Supplied data.
--
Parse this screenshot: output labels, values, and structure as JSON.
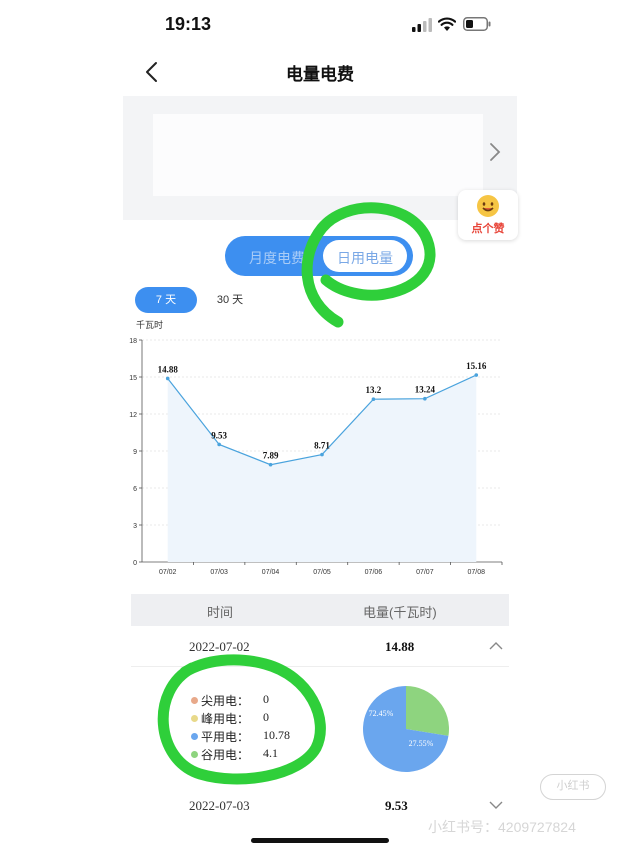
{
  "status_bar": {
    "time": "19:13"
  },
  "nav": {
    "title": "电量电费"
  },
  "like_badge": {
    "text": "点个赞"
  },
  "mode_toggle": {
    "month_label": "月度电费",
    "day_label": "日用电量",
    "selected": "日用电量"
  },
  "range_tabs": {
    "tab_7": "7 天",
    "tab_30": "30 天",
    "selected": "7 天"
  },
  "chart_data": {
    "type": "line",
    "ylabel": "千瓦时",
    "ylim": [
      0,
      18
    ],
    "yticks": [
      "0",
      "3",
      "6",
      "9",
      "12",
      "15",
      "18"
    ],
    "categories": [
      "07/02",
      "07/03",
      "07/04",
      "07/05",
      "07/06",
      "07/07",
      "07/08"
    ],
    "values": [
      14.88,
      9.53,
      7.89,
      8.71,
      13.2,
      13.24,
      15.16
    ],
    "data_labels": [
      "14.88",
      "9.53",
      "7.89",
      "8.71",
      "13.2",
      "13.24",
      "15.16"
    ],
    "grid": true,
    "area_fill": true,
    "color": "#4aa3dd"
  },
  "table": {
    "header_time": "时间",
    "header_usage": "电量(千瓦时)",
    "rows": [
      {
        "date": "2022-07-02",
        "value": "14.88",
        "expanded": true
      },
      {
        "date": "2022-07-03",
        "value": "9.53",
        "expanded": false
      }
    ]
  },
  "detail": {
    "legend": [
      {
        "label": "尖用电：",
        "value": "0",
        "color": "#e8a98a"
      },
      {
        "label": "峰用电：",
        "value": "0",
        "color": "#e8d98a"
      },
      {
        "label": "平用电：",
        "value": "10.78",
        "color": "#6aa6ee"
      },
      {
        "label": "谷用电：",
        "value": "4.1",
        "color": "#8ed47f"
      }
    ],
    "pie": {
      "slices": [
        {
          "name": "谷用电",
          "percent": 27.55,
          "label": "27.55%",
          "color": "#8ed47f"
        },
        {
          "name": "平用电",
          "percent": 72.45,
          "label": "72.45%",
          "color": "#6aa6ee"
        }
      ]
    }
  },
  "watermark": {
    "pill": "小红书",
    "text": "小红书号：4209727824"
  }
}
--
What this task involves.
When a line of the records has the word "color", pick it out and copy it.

Response below.
    "color": "#4aa3dd"
        "color": "#e8a98a"
        "color": "#e8d98a"
        "color": "#6aa6ee"
        "color": "#8ed47f"
          "color": "#8ed47f"
          "color": "#6aa6ee"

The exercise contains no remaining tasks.